* _ACTIVITY_
Nothing but a number belongs in the answer: the count of lines below that contain the word "star".

= = = =

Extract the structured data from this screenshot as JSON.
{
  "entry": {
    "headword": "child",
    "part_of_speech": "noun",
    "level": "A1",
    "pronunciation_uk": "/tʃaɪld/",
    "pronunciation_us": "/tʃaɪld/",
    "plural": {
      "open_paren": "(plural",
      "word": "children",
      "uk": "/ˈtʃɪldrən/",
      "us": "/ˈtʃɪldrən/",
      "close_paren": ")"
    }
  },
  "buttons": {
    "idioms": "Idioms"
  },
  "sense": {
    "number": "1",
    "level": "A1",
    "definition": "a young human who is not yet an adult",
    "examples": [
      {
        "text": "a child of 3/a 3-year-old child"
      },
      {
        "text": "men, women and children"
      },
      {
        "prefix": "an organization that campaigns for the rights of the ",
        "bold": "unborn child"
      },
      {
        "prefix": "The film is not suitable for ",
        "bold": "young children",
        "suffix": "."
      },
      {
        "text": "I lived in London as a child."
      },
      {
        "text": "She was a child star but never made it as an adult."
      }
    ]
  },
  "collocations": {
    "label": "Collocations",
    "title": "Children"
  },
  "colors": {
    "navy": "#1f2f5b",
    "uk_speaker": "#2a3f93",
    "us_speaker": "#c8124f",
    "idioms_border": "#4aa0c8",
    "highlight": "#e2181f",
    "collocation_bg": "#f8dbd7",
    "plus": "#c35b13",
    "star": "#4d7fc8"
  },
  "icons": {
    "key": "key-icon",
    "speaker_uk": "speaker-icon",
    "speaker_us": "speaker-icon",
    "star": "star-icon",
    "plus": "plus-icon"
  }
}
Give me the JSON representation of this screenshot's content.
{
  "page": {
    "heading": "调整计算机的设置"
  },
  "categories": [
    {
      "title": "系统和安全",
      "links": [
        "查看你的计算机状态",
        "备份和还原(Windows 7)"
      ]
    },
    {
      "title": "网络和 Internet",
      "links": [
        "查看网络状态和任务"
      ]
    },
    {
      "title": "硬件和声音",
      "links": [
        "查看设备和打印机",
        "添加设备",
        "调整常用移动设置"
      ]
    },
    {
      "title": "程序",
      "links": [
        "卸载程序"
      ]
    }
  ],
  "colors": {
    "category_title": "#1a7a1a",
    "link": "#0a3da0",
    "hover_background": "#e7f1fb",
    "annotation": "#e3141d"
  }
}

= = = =

* _EXERCISE ANSWER_
3